*Task details*: Only the lines from the one containing "Output a JSON" to the end of the material are to be copied, exactly and in full; images stay out.
※ ※ ※
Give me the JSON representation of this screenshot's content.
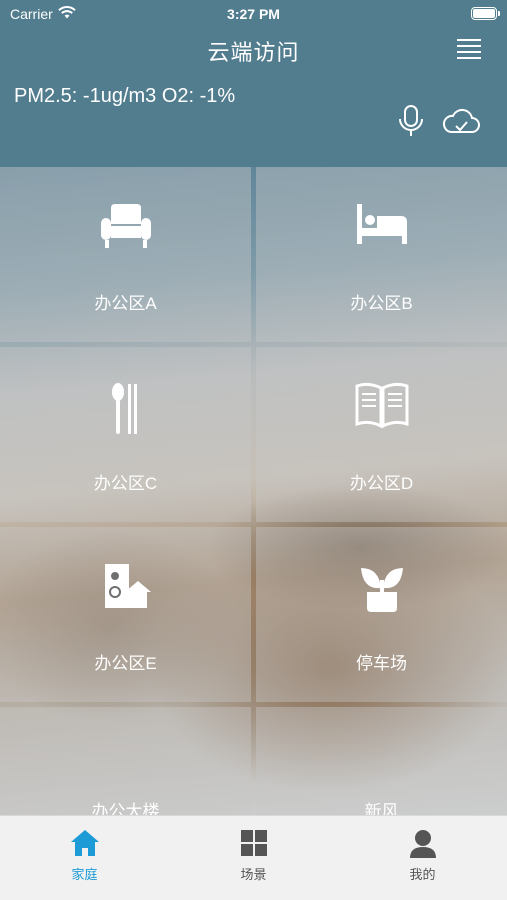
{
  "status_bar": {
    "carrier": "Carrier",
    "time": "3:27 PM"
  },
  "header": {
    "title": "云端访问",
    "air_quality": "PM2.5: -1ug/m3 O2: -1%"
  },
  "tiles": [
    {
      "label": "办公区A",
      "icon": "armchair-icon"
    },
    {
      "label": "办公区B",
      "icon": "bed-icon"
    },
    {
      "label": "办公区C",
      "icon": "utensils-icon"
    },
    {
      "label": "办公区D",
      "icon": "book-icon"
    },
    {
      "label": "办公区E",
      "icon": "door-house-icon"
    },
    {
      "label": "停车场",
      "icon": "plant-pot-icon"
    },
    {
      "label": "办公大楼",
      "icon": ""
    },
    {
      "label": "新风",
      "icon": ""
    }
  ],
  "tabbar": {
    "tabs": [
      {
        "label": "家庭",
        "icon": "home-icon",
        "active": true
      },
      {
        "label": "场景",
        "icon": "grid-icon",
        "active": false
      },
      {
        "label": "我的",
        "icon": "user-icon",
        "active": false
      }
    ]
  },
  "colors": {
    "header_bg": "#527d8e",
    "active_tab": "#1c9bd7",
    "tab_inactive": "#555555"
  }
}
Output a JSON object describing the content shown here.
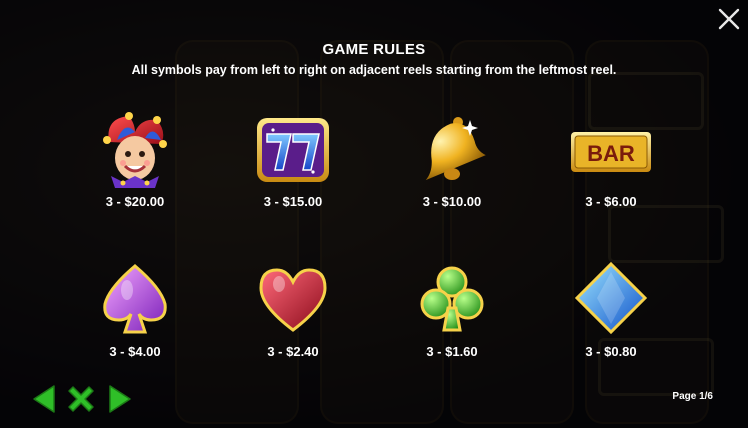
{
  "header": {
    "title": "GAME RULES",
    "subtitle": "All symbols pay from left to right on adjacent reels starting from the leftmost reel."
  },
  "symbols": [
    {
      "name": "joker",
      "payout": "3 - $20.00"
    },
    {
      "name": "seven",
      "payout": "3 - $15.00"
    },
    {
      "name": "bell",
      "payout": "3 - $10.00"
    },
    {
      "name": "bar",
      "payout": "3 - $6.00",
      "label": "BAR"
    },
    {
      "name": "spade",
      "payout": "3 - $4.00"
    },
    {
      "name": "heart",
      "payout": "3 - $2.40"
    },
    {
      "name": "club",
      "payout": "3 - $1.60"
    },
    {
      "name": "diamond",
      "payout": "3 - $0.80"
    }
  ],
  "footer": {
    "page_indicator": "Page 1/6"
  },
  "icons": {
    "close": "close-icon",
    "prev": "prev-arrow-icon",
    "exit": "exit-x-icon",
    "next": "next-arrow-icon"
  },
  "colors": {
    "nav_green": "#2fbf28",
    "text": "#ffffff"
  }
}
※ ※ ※
*Result*:
Output a JSON object describing the content shown here.
{
  "header": {
    "title": "GAME RULES",
    "subtitle": "All symbols pay from left to right on adjacent reels starting from the leftmost reel."
  },
  "symbols": [
    {
      "name": "joker",
      "payout": "3 - $20.00"
    },
    {
      "name": "seven",
      "payout": "3 - $15.00"
    },
    {
      "name": "bell",
      "payout": "3 - $10.00"
    },
    {
      "name": "bar",
      "payout": "3 - $6.00",
      "label": "BAR"
    },
    {
      "name": "spade",
      "payout": "3 - $4.00"
    },
    {
      "name": "heart",
      "payout": "3 - $2.40"
    },
    {
      "name": "club",
      "payout": "3 - $1.60"
    },
    {
      "name": "diamond",
      "payout": "3 - $0.80"
    }
  ],
  "footer": {
    "page_indicator": "Page 1/6"
  },
  "icons": {
    "close": "close-icon",
    "prev": "prev-arrow-icon",
    "exit": "exit-x-icon",
    "next": "next-arrow-icon"
  },
  "colors": {
    "nav_green": "#2fbf28",
    "text": "#ffffff"
  }
}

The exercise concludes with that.